I realise it’s been a long time since I heard a Stiff Little Fingers song, and the algorithm works its way through The Clash and The Buzzcocks and The Sex Pistols before the next logical thing appears to be Do You Want to Know? as well.

Leonard Cohen finds its way to the Arctic Monkeys. Jeff Buckley. Courtney Barnett. The Pixies. David Bowie. Hell, starting with Justin Timberlake or the fucking Spice Girls seems to do it. All of them end at the same place.

I don’t particularly care for the Arctic Monkeys, but I have no way of telling the algorithm to stop it. And so every repeated play tells Youtube that it should bring that clip up a little more. I have no way to fight back against it. It is always there, like a replacement for the Rickroll that no-one has ever told me about.

Back At The Day-Job Today

Brisbane has, inexplicably, decided to be cold this evening.

Well, not cold, but cool. Chilly enough that I sat out on my balcony in shorts and a t-shirt earlier this evening, intending to make notes while I read, and found myself retreating back into the muggy warmth of the living room.

It will change its mind soon. We will all burn to a crisp before the day is done. Brisbane cannot help itself in the midst of summer.

I was back at the day-job today, beginning the four-week countdown until I finish up my contract and transition into full-time study for the first time in twenty-odd years.

I spent my lunch break trying to put together a draft post about productivity and time management, since the number of conversations I’ve had about my process has reached double-digits in the space of two weeks. It’s an incredibly hard topic to write about, because people mostly ask about the tools rather than the strategic process, and the strategic process is really the valuable bit. Learning how to think about projects, and break them down, and pay attention to the time I’ve got available rather than the time I think I’ve got.

When you get right down to it, bullet journals and white boards and my obsession with Trello are just the equivalent of being given a hammer, and learning how to use a hammer is not the same thing as learning to build a house.

It’s better than nothing if you need to cobble together shelter, but you want an architect and plans if you’re going to build something pretty.

Notes from the first day of the year

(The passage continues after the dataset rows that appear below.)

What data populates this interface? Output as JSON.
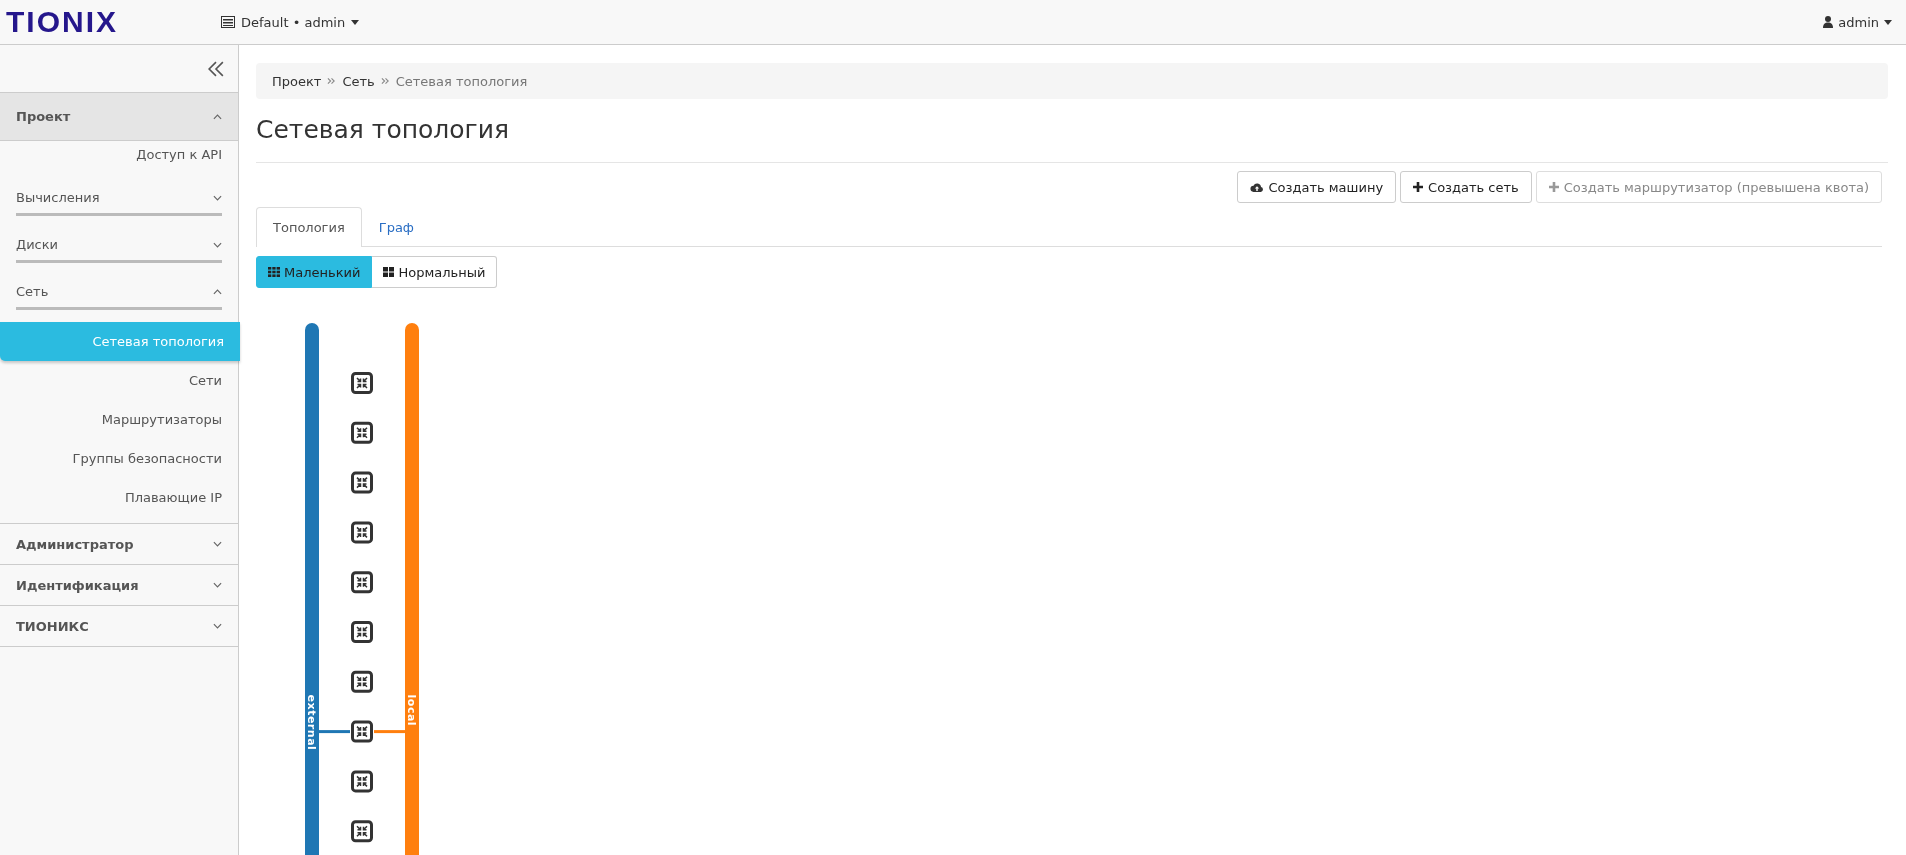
{
  "header": {
    "logo": "TIONIX",
    "project_menu": "Default • admin",
    "user_menu": "admin"
  },
  "sidebar": {
    "sections": [
      {
        "label": "Проект",
        "expanded": true,
        "children": [
          {
            "kind": "link",
            "label": "Доступ к API",
            "selected": false
          },
          {
            "kind": "group",
            "label": "Вычисления",
            "expanded": false
          },
          {
            "kind": "group",
            "label": "Диски",
            "expanded": false
          },
          {
            "kind": "group",
            "label": "Сеть",
            "expanded": true,
            "children": [
              {
                "label": "Сетевая топология",
                "selected": true
              },
              {
                "label": "Сети",
                "selected": false
              },
              {
                "label": "Маршрутизаторы",
                "selected": false
              },
              {
                "label": "Группы безопасности",
                "selected": false
              },
              {
                "label": "Плавающие IP",
                "selected": false
              }
            ]
          }
        ]
      },
      {
        "label": "Администратор",
        "expanded": false
      },
      {
        "label": "Идентификация",
        "expanded": false
      },
      {
        "label": "ТИОНИКС",
        "expanded": false
      }
    ]
  },
  "breadcrumb": [
    "Проект",
    "Сеть",
    "Сетевая топология"
  ],
  "page_title": "Сетевая топология",
  "actions": [
    {
      "kind": "instance",
      "label": "Создать машину",
      "disabled": false
    },
    {
      "kind": "add",
      "label": "Создать сеть",
      "disabled": false
    },
    {
      "kind": "add",
      "label": "Создать маршрутизатор (превышена квота)",
      "disabled": true
    }
  ],
  "tabs": [
    {
      "label": "Топология",
      "selected": true
    },
    {
      "label": "Граф",
      "selected": false
    }
  ],
  "size_toggle": [
    {
      "kind": "small",
      "label": "Маленький",
      "selected": true
    },
    {
      "kind": "normal",
      "label": "Нормальный",
      "selected": false
    }
  ],
  "topology": {
    "networks": [
      {
        "name": "external",
        "color": "#1f77b4"
      },
      {
        "name": "local",
        "color": "#ff7f0e"
      }
    ],
    "routers": [
      {
        "connected": false
      },
      {
        "connected": false
      },
      {
        "connected": false
      },
      {
        "connected": false
      },
      {
        "connected": false
      },
      {
        "connected": false
      },
      {
        "connected": false
      },
      {
        "connected": true
      },
      {
        "connected": false
      },
      {
        "connected": false
      }
    ]
  }
}
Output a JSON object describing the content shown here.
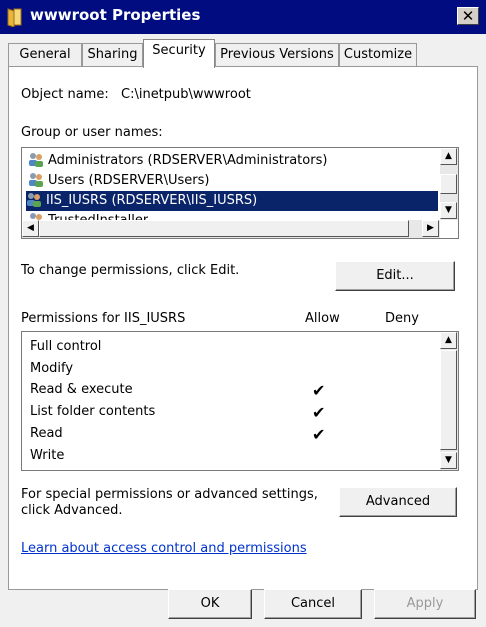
{
  "window": {
    "title": "wwwroot Properties",
    "close_label": "✕"
  },
  "tabs": [
    {
      "label": "General"
    },
    {
      "label": "Sharing"
    },
    {
      "label": "Security"
    },
    {
      "label": "Previous Versions"
    },
    {
      "label": "Customize"
    }
  ],
  "security": {
    "object_name_label": "Object name:",
    "object_name_value": "C:\\inetpub\\wwwroot",
    "group_label": "Group or user names:",
    "users": [
      {
        "name": "Administrators (RDSERVER\\Administrators)",
        "icon": "users-group-icon"
      },
      {
        "name": "Users (RDSERVER\\Users)",
        "icon": "users-group-icon"
      },
      {
        "name": "IIS_IUSRS (RDSERVER\\IIS_IUSRS)",
        "icon": "users-group-icon",
        "selected": true
      },
      {
        "name": "TrustedInstaller",
        "icon": "users-group-icon"
      }
    ],
    "change_text": "To change permissions, click Edit.",
    "edit_label": "Edit...",
    "permissions_for": "Permissions for IIS_IUSRS",
    "allow_header": "Allow",
    "deny_header": "Deny",
    "permissions": [
      {
        "name": "Full control",
        "allow": false
      },
      {
        "name": "Modify",
        "allow": false
      },
      {
        "name": "Read & execute",
        "allow": true
      },
      {
        "name": "List folder contents",
        "allow": true
      },
      {
        "name": "Read",
        "allow": true
      },
      {
        "name": "Write",
        "allow": false
      }
    ],
    "advanced_text": "For special permissions or advanced settings,\nclick Advanced.",
    "advanced_label": "Advanced",
    "learn_link": "Learn about access control and permissions",
    "check_glyph": "✔"
  },
  "footer": {
    "ok": "OK",
    "cancel": "Cancel",
    "apply": "Apply"
  }
}
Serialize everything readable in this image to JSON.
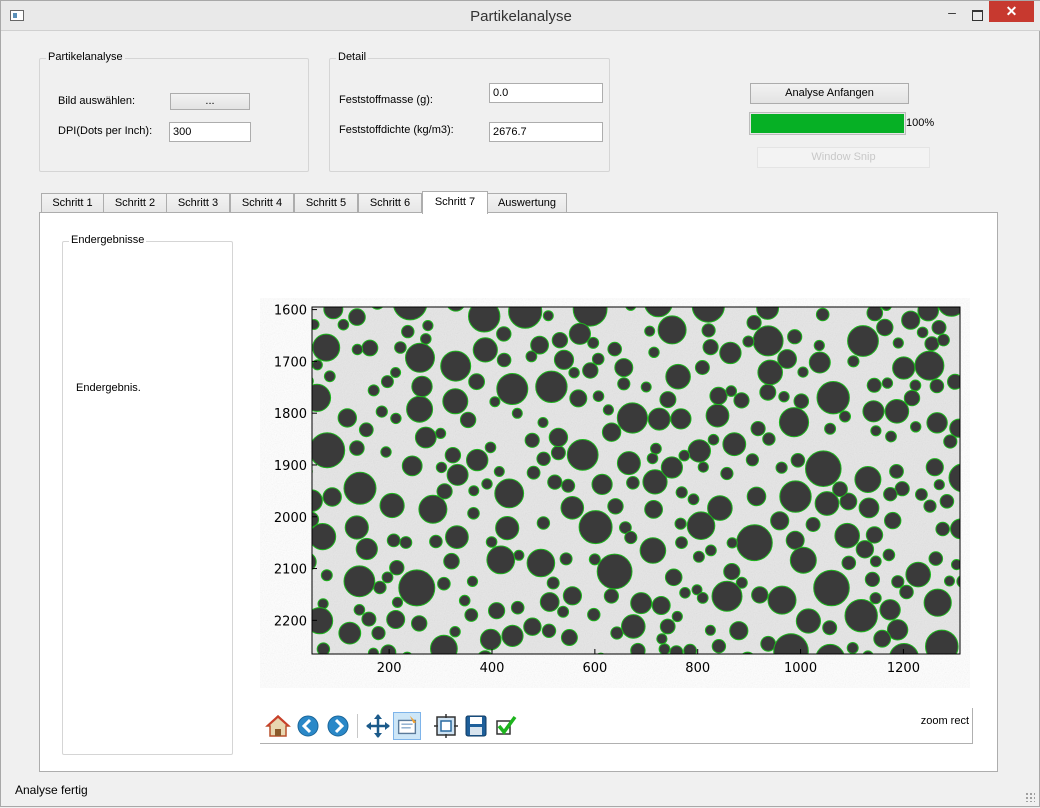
{
  "window": {
    "title": "Partikelanalyse",
    "minimize": "–",
    "close": "✕"
  },
  "groups": {
    "partikel": {
      "title": "Partikelanalyse",
      "bild_label": "Bild auswählen:",
      "browse_label": "...",
      "dpi_label": "DPI(Dots per Inch):",
      "dpi_value": "300"
    },
    "detail": {
      "title": "Detail",
      "masse_label": "Feststoffmasse (g):",
      "masse_value": "0.0",
      "dichte_label": "Feststoffdichte (kg/m3):",
      "dichte_value": "2676.7"
    }
  },
  "actions": {
    "start_label": "Analyse Anfangen",
    "progress_value": 100,
    "progress_text": "100%",
    "snip_label": "Window Snip"
  },
  "tabs": [
    {
      "label": "Schritt 1"
    },
    {
      "label": "Schritt 2"
    },
    {
      "label": "Schritt 3"
    },
    {
      "label": "Schritt 4"
    },
    {
      "label": "Schritt 5"
    },
    {
      "label": "Schritt 6"
    },
    {
      "label": "Schritt 7"
    },
    {
      "label": "Auswertung"
    }
  ],
  "active_tab": "Schritt 7",
  "results": {
    "title": "Endergebnisse",
    "text": "Endergebnis."
  },
  "plot": {
    "x_ticks": [
      "200",
      "400",
      "600",
      "800",
      "1000",
      "1200"
    ],
    "y_ticks": [
      "1600",
      "1700",
      "1800",
      "1900",
      "2000",
      "2100",
      "2200"
    ],
    "x_range": [
      50,
      1310
    ],
    "y_range": [
      1595,
      2265
    ],
    "particle_color": "#3a3a3a",
    "outline_color": "#1db41d",
    "background_color": "#e6e6e6"
  },
  "toolbar": {
    "icons": [
      "home-icon",
      "back-icon",
      "forward-icon",
      "pan-icon",
      "zoom-rect-icon",
      "subplots-icon",
      "save-icon",
      "check-icon"
    ],
    "mode_text": "zoom rect"
  },
  "status": {
    "text": "Analyse fertig"
  }
}
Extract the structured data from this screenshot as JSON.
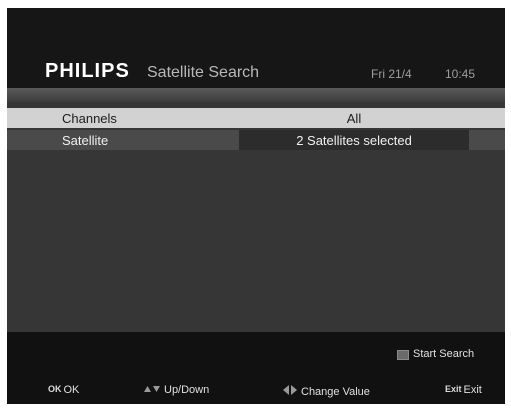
{
  "header": {
    "brand": "PHILIPS",
    "title": "Satellite Search",
    "date": "Fri 21/4",
    "time": "10:45"
  },
  "rows": [
    {
      "label": "Channels",
      "value": "All",
      "selected": true
    },
    {
      "label": "Satellite",
      "value": "2 Satellites selected",
      "selected": false
    }
  ],
  "footer": {
    "start_search": "Start Search",
    "ok_key": "OK",
    "ok_label": "OK",
    "updown_label": "Up/Down",
    "change_label": "Change Value",
    "exit_key": "Exit",
    "exit_label": "Exit"
  },
  "colors": {
    "selected_row": "#d2d2d2",
    "background": "#111111"
  },
  "icons": {
    "updown": "up-down-arrows-icon",
    "leftright": "left-right-arrows-icon",
    "start_key": "colour-key-icon"
  }
}
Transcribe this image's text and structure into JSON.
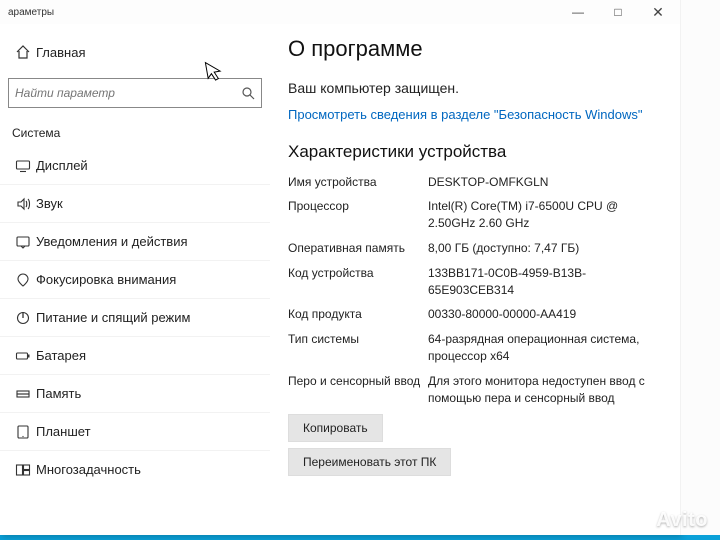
{
  "window": {
    "title": "араметры",
    "minimize": "—",
    "maximize": "□",
    "close": "✕"
  },
  "sidebar": {
    "home_label": "Главная",
    "search_placeholder": "Найти параметр",
    "section_label": "Система",
    "items": [
      {
        "icon": "display",
        "label": "Дисплей"
      },
      {
        "icon": "sound",
        "label": "Звук"
      },
      {
        "icon": "notify",
        "label": "Уведомления и действия"
      },
      {
        "icon": "focus",
        "label": "Фокусировка внимания"
      },
      {
        "icon": "power",
        "label": "Питание и спящий режим"
      },
      {
        "icon": "battery",
        "label": "Батарея"
      },
      {
        "icon": "storage",
        "label": "Память"
      },
      {
        "icon": "tablet",
        "label": "Планшет"
      },
      {
        "icon": "multi",
        "label": "Многозадачность"
      }
    ]
  },
  "content": {
    "title": "О программе",
    "status": "Ваш компьютер защищен.",
    "link": "Просмотреть сведения в разделе \"Безопасность Windows\"",
    "specs_heading": "Характеристики устройства",
    "specs": [
      {
        "k": "Имя устройства",
        "v": "DESKTOP-OMFKGLN"
      },
      {
        "k": "Процессор",
        "v": "Intel(R) Core(TM) i7-6500U CPU @ 2.50GHz   2.60 GHz"
      },
      {
        "k": "Оперативная память",
        "v": "8,00 ГБ (доступно: 7,47 ГБ)"
      },
      {
        "k": "Код устройства",
        "v": "133BB171-0C0B-4959-B13B-65E903CEB314"
      },
      {
        "k": "Код продукта",
        "v": "00330-80000-00000-AA419"
      },
      {
        "k": "Тип системы",
        "v": "64-разрядная операционная система, процессор x64"
      },
      {
        "k": "Перо и сенсорный ввод",
        "v": "Для этого монитора недоступен ввод с помощью пера и сенсорный ввод"
      }
    ],
    "copy_btn": "Копировать",
    "rename_btn": "Переименовать этот ПК"
  },
  "watermark": "Avito"
}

It’s six o’clock in the evening as I write this, sitting out on the balcony of my tiny apartment listening to the train line and the bird song and the upstairs neighbours drunkenly mispronouncing the words ‘mortar and pestle’ over and over as they talk on the phone. Which makes a nice change from the screaming argument on the street that kicked off the afternoon, reminding me why spending time inside the apartment generally trumps sitting out in the muggy summer heat.

The wind is piking up and the clouds are hanging low. It doesn’t smell like rain yet, but the rain is coming later this week.

This is how we start 2017.

The rest of the day was exactly the kind of productive first day I always want out of a new year and never quite achieve. I wrote the first two scenes of a new novella draft; I read a bunch of things; I acquired new notebooks through nefarious means; I folded laundry; I washed dishes; I cooked food that required prep work and ingredients, rather than simply eating toast or throwing a vegetarian schnitzel into the oven.

I am fretting about getting things done this year. I am wary of slipping into bad habits once I wrap up the current day-job and head off to do the PhD full-time. I know how easy it is to look at a day devoted entirely to study and writing, yet still do very little.

My sole goal for 2017 is to guard against that slippage.


I think it’s Wednesday. It feels Wednesday-ish. I don’t know for sure because I’ve slipped into that blissful, holiday fugue where you lose track of days and time and schedules. I’ve watched a lot of television since finishing work for the Christmas break. I’ve finished reading a bunch of books. At random intervals, I leave the house to collect food and see the outside world and celebrate things.

Today is pulling me out of that. Today I have read stories for friends and engaged with page proofs and generally started thinking about what’s going to happen when the holidays are over. I am preparing to rewrite a white-board and outline the projects that need to get done in January.

Time to shake off the holiday inertia and reboot.